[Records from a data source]

══════

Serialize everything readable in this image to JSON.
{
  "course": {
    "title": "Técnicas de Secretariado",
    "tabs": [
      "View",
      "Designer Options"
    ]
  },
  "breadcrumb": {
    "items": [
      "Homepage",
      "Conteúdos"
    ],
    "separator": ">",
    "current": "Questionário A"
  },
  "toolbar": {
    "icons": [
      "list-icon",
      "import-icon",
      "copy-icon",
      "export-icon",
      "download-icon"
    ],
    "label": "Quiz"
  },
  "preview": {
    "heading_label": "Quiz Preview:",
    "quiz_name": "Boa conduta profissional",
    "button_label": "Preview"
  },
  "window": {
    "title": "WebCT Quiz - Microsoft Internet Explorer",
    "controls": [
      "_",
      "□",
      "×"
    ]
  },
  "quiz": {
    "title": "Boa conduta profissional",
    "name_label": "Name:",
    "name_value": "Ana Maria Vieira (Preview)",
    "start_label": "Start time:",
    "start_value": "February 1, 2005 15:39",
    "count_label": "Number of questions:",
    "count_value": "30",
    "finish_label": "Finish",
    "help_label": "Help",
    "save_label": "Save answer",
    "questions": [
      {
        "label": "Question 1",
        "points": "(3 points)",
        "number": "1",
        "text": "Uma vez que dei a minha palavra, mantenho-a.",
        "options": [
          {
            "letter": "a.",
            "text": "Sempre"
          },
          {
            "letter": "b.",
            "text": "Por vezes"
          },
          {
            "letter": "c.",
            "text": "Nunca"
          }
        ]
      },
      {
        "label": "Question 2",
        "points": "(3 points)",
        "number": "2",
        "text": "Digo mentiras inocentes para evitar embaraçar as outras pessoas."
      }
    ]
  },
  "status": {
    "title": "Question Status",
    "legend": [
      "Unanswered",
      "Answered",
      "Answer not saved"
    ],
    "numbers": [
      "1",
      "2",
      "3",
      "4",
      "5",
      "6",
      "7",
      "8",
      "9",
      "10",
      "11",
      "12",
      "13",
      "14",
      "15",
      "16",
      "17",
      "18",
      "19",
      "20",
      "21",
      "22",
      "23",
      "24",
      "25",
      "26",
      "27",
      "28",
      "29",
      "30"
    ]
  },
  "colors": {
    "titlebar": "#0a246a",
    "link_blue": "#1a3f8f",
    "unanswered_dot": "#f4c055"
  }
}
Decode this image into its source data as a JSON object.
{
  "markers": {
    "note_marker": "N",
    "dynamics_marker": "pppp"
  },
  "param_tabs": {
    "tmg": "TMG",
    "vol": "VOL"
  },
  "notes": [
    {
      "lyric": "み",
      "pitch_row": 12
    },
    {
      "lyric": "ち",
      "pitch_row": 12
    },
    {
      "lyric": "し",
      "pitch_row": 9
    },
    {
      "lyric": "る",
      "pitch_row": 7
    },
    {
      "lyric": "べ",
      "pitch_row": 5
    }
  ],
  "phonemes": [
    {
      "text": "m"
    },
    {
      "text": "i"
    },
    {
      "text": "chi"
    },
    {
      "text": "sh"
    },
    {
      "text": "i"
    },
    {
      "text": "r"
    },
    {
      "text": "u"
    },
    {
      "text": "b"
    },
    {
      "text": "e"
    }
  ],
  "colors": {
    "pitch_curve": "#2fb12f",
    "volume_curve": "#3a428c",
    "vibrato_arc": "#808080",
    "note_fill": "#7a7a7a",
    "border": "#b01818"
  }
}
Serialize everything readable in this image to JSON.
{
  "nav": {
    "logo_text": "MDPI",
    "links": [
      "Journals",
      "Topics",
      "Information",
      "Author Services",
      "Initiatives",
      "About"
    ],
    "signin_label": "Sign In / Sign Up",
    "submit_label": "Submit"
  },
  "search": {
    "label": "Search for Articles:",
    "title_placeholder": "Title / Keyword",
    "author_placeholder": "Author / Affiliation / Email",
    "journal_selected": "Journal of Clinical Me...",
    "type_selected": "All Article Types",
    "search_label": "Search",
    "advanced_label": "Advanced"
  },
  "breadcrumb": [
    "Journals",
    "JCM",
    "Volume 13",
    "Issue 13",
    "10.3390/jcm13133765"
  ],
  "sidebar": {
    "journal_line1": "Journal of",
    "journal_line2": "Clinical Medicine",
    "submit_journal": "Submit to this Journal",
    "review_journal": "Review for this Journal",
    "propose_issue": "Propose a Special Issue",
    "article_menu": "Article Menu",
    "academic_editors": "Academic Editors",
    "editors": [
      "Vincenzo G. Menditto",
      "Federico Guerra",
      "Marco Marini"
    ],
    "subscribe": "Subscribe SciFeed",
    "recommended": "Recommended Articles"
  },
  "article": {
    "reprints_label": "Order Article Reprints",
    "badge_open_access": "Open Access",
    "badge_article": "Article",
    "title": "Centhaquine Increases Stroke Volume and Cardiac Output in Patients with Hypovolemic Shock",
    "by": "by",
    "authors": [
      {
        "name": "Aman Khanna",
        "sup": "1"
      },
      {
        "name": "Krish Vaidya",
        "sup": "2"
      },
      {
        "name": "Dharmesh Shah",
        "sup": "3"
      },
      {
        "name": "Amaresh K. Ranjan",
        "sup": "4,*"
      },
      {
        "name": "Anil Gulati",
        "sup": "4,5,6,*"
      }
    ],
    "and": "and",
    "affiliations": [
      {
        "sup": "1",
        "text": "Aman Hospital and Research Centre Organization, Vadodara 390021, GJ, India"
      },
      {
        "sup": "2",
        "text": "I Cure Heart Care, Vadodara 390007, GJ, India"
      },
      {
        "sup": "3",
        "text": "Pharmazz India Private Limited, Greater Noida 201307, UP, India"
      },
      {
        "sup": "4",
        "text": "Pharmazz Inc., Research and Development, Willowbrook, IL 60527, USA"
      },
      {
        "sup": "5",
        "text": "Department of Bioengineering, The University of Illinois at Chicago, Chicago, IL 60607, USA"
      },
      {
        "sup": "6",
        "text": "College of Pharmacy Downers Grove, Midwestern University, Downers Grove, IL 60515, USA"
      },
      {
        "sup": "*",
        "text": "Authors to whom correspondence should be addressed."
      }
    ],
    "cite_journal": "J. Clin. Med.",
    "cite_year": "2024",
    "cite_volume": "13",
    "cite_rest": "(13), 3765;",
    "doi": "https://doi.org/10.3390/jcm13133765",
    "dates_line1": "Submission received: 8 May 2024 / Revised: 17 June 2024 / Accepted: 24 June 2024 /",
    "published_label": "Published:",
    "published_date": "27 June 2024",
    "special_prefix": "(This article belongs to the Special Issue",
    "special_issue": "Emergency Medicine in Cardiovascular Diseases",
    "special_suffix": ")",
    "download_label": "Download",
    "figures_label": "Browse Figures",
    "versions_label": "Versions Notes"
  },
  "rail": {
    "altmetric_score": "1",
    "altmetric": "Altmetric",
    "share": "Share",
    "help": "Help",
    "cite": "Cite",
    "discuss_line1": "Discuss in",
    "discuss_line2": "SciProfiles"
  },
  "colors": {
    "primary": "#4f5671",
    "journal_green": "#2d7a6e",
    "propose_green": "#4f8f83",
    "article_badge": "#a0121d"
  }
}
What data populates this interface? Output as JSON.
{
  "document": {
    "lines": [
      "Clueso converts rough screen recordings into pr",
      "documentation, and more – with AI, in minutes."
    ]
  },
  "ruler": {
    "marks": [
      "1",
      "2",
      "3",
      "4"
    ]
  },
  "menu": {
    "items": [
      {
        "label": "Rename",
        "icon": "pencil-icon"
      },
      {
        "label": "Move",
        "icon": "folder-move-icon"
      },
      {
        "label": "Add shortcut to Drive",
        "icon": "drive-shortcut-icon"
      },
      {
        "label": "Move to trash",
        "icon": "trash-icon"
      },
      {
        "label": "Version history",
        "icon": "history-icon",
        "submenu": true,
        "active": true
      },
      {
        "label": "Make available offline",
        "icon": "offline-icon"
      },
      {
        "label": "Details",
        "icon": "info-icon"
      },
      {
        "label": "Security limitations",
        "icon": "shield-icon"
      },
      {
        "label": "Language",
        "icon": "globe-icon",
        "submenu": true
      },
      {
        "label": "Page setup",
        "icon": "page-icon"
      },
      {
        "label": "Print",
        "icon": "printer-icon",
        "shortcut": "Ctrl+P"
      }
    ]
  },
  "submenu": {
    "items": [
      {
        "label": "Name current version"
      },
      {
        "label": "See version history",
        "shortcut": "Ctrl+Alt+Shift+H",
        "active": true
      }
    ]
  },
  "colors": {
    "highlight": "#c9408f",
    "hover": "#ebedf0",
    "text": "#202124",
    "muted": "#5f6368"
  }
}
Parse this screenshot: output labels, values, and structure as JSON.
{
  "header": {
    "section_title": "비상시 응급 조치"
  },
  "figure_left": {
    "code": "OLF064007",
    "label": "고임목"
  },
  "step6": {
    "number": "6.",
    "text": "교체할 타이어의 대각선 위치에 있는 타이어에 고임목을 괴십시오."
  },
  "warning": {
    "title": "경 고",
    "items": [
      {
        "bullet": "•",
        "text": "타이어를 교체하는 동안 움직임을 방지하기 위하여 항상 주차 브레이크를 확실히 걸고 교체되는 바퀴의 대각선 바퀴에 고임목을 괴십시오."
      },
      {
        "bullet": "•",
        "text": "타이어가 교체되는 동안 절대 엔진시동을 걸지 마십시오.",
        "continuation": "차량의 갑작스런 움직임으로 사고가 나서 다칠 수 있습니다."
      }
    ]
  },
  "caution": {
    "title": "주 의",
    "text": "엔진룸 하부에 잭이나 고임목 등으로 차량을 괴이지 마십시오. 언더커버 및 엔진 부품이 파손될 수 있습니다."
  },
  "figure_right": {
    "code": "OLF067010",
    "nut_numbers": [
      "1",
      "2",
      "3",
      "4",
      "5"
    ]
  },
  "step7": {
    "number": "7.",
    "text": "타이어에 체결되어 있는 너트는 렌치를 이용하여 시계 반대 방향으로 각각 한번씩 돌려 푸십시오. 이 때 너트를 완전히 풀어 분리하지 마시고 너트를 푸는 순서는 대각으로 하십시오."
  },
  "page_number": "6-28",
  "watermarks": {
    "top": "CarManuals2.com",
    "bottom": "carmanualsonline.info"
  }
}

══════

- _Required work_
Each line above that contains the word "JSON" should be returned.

- _Solution for this problem_
Serialize everything readable in this image to JSON.
Decode this image into its source data as a JSON object.
Serialize everything readable in this image to JSON.
What data populates this interface? Output as JSON.
Parse this screenshot: output labels, values, and structure as JSON.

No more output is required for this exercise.